The sun was warm on our faces. We ate lunch facing the mountain range and its small glacier, and we were lucky enough to see multiple good-sized avalanches coming off the top. Even during my ski seasons, I’ve never seen this, and it was just stunning and a real privilege to witness.
We camped the second night at a refuge that had a communal bar and ‘cantina’, which was great for enjoying a post-hike drink and story swapping.
Today’s early start entailed a swift hike to the Grey Lake and lookout point for Grey Glacier. Located in the Southern Patagonia Ice Field, it offers spectacular views with its deep blue colour and gleaming surface. Glaciers never get boring and the sheer scale of them always make your mind boggle!
After our hike, we caught the lunch-time ferry back across Lake Pehoe, where our driver was waiting to drive us back to Puerto Natales.
This was a long travelling day by bus/ferry across the Magellan Strait and including some time at the border crossings, it took about 12 hours in total. It was a good day to rest, listen to a few tunes and gaze out of the window and the local express bus service that we took was very comfortable.
Ushuaia is the southernmost city in the world and is located at the very tip of Argentina and South America. The town is a major gateway for cruise ships and Antarctic cruises thanks to its deep port.
Framed by mountain ranges and located on the Beagle channel with the Chilean Andes on the other side of the channel, the town feels like it’s surrounded in every direction by snow-capped peaks. It reminded me a little of Queenstown in New Zealand or Pokhara in Nepal. A stunning town set against water, surrounded by mountains and with adventure activities of every description to easily enjoy as day trips.
We took a great day trip from Ushuaia to the Yécapasela penguin colony on Isla Martillo, imaginatively known by tourists as “Penguin Island”. We spent about an hour walking around the well-conserved reserve, marvelling at the colonies of Magellanic penguins, but we were also lucky enough to see a slightly lost King Penguin (the ones with the beautiful orange colouring)!
If you enjoy seafood and have already eaten your own body weight in steak whilst in Argentina, Ushuaia has some fantastic seafood restaurants, and the mammoth ‘King Crab’ is the town’s speciality.
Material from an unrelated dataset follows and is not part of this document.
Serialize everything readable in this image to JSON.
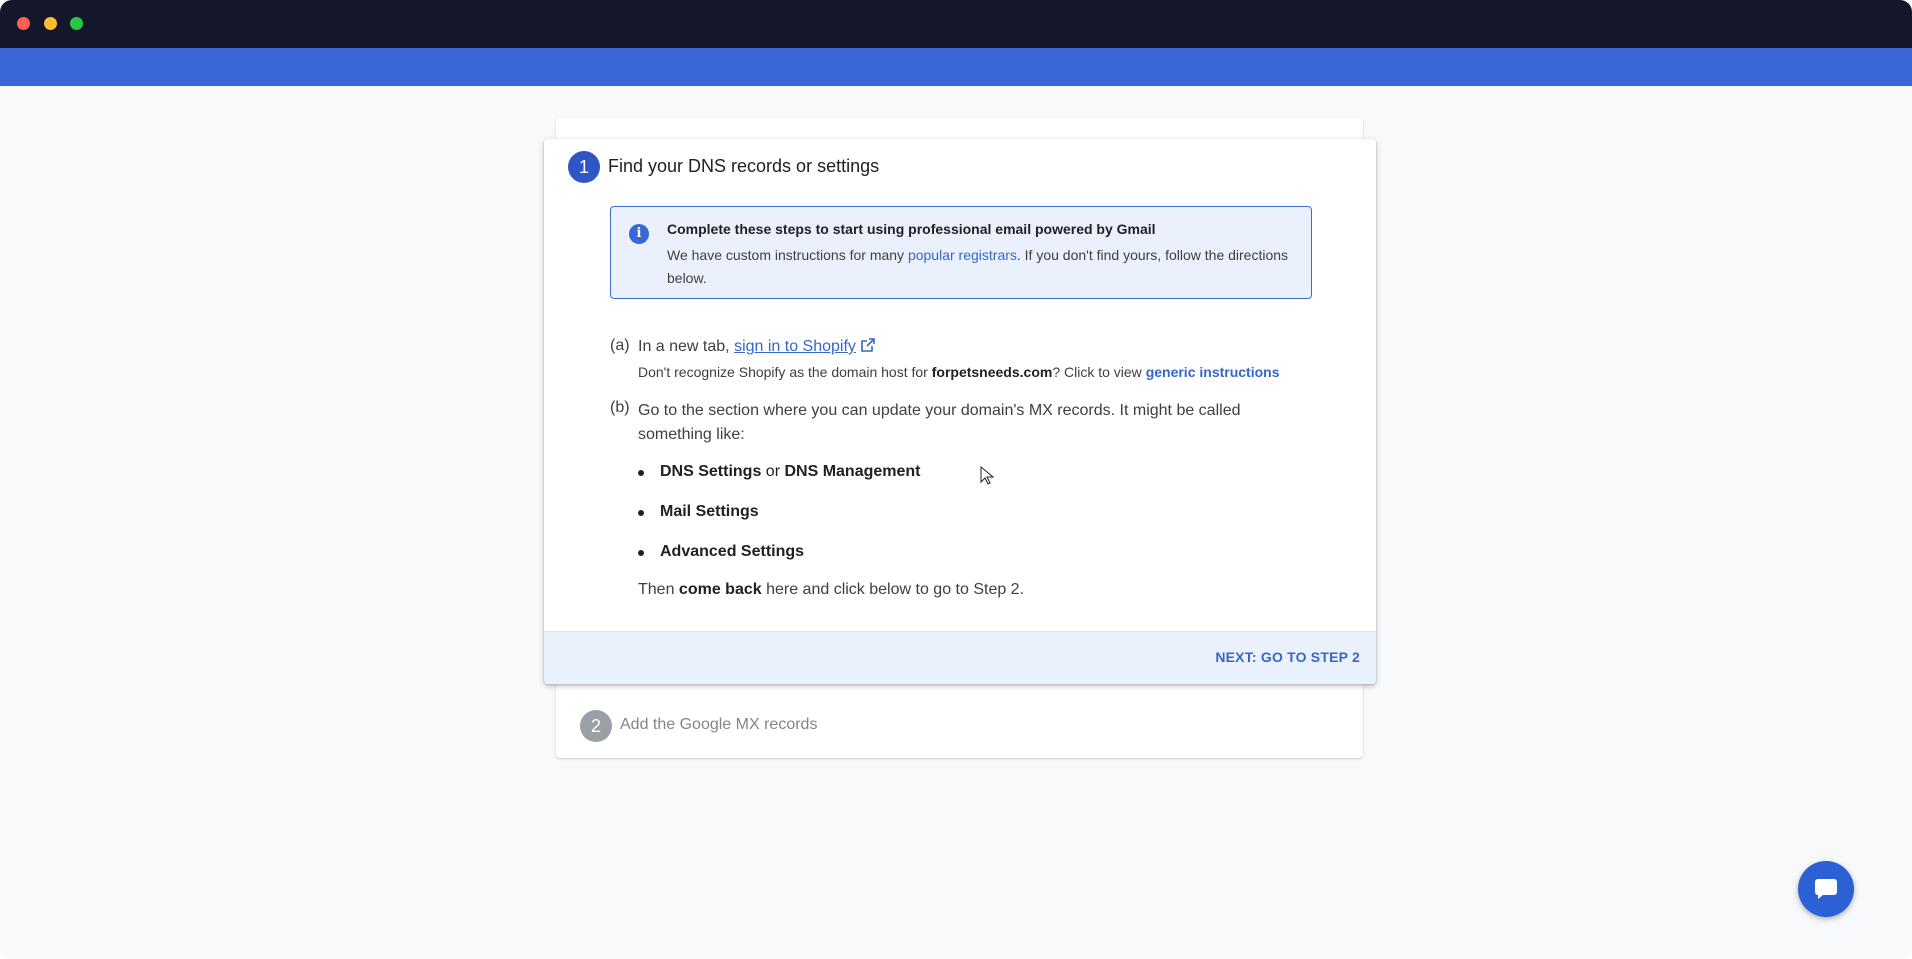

A stay at the ‘end of the earth’ wouldn’t be complete without a trip to Tierra del Fuego National Park. Here, you can hike on many beautiful trails or explore the park aboard the steam-powered ‘End of the World Train’ and observe the exceptional wildlife that inhabits this beautiful region.
Returning to Buenos Aires, on our last night, we visited a restaurant called La Brigada in the lovely old cobblestoned district of San Telmo. It’s the most amazing football-themed restaurant, which I’ll admit sounds tacky, but it was wonderfully well done. Scarves, strips, flags, footballs and other memorabilia adorn every bit of wall and roof space. There was even a small wonder wall, complete with a replica World Cup and signed pictures of Maradona himself.
Our waiter had been working there for over 20 years and was a true gentleman. My ‘Special Steak’, a 450g behemoth, was served rare with a few token vegetables and a great bottle of Argentine Malbec.
It was a perfect ending to a perfect trip and as I left, I gave Maradona’s picture a little nod to say… “That was such a blatant handball dude, how did you get away with that?!”
If you’re interested in Argentina and want to plan a Buenos Aires to Patagonia itinerary, contact me for advice. I can help you find direct or multi-stop flights to Argentina, arrange every aspect of your trip and put together a bespoke, tailor-made Argentina holiday. I travelled through Argentina on a G Adventures small group tour called 'End of the Earth', so contact me directly if you would like to do the same.